Stored data:
━━━━━━

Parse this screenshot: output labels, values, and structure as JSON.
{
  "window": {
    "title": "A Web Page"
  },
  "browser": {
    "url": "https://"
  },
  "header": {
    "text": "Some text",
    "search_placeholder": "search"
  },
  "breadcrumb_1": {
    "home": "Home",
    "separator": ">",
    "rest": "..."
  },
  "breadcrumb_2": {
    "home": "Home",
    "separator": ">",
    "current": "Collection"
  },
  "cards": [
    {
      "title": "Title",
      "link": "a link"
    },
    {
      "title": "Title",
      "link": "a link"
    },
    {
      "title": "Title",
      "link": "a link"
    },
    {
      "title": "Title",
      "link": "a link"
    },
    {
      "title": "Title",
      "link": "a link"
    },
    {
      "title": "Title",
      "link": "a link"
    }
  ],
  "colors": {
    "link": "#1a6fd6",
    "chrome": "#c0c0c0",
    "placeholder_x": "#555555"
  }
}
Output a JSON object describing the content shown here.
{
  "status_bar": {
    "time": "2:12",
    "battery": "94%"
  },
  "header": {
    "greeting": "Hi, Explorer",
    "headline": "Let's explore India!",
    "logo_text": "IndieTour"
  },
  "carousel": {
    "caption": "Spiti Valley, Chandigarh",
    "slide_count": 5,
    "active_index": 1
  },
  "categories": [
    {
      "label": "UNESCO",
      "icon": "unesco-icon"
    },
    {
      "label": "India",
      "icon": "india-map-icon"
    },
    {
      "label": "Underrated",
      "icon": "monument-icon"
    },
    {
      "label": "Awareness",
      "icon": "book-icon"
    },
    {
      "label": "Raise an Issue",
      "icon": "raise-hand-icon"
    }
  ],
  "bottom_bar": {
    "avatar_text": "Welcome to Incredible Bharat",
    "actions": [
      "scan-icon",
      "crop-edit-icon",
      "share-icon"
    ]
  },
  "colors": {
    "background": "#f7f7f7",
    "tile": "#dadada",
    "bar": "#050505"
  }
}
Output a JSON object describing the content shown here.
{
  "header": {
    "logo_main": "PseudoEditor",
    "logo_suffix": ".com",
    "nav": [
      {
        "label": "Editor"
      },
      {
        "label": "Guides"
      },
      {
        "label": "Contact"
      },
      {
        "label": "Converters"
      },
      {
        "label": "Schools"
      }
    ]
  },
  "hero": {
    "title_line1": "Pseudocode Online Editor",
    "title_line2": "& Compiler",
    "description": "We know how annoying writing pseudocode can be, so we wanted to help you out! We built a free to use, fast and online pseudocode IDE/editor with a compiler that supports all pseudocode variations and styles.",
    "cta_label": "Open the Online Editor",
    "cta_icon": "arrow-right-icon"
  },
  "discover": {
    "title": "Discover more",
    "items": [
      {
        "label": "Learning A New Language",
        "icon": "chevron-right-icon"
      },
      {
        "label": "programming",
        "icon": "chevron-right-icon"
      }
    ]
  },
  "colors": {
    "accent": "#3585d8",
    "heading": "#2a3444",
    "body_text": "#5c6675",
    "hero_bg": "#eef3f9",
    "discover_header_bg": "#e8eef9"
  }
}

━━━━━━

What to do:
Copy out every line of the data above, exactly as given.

Response to this task:
Parse this screenshot: output labels, values, and structure as JSON.
{
  "window": {
    "title": "A Web Page"
  },
  "browser": {
    "url": "https://"
  },
  "header": {
    "text": "Some text",
    "search_placeholder": "search"
  },
  "breadcrumb_1": {
    "home": "Home",
    "separator": ">",
    "rest": "..."
  },
  "breadcrumb_2": {
    "home": "Home",
    "separator": ">",
    "current": "Collection"
  },
  "cards": [
    {
      "title": "Title",
      "link": "a link"
    },
    {
      "title": "Title",
      "link": "a link"
    },
    {
      "title": "Title",
      "link": "a link"
    },
    {
      "title": "Title",
      "link": "a link"
    },
    {
      "title": "Title",
      "link": "a link"
    },
    {
      "title": "Title",
      "link": "a link"
    }
  ],
  "colors": {
    "link": "#1a6fd6",
    "chrome": "#c0c0c0",
    "placeholder_x": "#555555"
  }
}
Output a JSON object describing the content shown here.
{
  "status_bar": {
    "time": "2:12",
    "battery": "94%"
  },
  "header": {
    "greeting": "Hi, Explorer",
    "headline": "Let's explore India!",
    "logo_text": "IndieTour"
  },
  "carousel": {
    "caption": "Spiti Valley, Chandigarh",
    "slide_count": 5,
    "active_index": 1
  },
  "categories": [
    {
      "label": "UNESCO",
      "icon": "unesco-icon"
    },
    {
      "label": "India",
      "icon": "india-map-icon"
    },
    {
      "label": "Underrated",
      "icon": "monument-icon"
    },
    {
      "label": "Awareness",
      "icon": "book-icon"
    },
    {
      "label": "Raise an Issue",
      "icon": "raise-hand-icon"
    }
  ],
  "bottom_bar": {
    "avatar_text": "Welcome to Incredible Bharat",
    "actions": [
      "scan-icon",
      "crop-edit-icon",
      "share-icon"
    ]
  },
  "colors": {
    "background": "#f7f7f7",
    "tile": "#dadada",
    "bar": "#050505"
  }
}
Output a JSON object describing the content shown here.
{
  "header": {
    "logo_main": "PseudoEditor",
    "logo_suffix": ".com",
    "nav": [
      {
        "label": "Editor"
      },
      {
        "label": "Guides"
      },
      {
        "label": "Contact"
      },
      {
        "label": "Converters"
      },
      {
        "label": "Schools"
      }
    ]
  },
  "hero": {
    "title_line1": "Pseudocode Online Editor",
    "title_line2": "& Compiler",
    "description": "We know how annoying writing pseudocode can be, so we wanted to help you out! We built a free to use, fast and online pseudocode IDE/editor with a compiler that supports all pseudocode variations and styles.",
    "cta_label": "Open the Online Editor",
    "cta_icon": "arrow-right-icon"
  },
  "discover": {
    "title": "Discover more",
    "items": [
      {
        "label": "Learning A New Language",
        "icon": "chevron-right-icon"
      },
      {
        "label": "programming",
        "icon": "chevron-right-icon"
      }
    ]
  },
  "colors": {
    "accent": "#3585d8",
    "heading": "#2a3444",
    "body_text": "#5c6675",
    "hero_bg": "#eef3f9",
    "discover_header_bg": "#e8eef9"
  }
}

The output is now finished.